Pull every line containing "check" from the data.
====
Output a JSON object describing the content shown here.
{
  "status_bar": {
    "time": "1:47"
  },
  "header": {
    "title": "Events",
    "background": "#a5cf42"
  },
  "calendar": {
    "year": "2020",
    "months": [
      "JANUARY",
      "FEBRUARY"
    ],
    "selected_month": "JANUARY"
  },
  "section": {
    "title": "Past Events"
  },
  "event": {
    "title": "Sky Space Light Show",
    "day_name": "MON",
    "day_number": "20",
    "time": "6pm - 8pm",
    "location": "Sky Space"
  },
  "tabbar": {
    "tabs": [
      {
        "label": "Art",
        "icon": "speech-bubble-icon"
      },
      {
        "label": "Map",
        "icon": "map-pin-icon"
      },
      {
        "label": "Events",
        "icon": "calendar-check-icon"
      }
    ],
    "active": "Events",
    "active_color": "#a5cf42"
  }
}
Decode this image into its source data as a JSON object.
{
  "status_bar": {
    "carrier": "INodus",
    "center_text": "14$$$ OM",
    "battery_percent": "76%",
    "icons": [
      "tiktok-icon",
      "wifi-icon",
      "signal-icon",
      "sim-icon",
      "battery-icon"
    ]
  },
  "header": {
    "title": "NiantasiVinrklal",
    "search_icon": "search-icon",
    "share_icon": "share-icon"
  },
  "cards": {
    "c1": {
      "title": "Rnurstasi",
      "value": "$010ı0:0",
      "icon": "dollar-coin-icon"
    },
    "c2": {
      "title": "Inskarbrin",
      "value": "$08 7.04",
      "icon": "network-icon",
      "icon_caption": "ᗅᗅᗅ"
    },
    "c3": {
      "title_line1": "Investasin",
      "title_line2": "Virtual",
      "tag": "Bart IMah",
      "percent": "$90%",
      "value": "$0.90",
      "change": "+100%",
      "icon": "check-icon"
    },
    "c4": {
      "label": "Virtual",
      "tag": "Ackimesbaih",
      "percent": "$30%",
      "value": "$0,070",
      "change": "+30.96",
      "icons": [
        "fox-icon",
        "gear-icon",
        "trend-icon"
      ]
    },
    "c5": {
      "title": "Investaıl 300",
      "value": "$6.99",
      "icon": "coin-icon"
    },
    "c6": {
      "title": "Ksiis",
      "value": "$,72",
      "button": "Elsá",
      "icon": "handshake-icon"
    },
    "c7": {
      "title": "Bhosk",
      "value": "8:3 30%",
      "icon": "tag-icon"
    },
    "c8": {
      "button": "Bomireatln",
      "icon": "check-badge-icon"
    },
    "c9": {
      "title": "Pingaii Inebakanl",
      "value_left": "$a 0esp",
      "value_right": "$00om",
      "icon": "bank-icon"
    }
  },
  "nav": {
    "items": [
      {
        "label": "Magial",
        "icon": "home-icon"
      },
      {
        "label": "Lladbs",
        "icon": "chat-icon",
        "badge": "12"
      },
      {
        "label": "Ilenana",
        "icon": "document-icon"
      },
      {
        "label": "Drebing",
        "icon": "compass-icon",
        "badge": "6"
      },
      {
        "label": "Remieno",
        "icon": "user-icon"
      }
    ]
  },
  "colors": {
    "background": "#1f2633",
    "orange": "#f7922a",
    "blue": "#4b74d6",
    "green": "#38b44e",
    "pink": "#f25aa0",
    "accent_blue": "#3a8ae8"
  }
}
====
**Answer for the task**.
        "icon": "calendar-check-icon"
      "icon": "check-icon"
      "icon": "check-badge-icon"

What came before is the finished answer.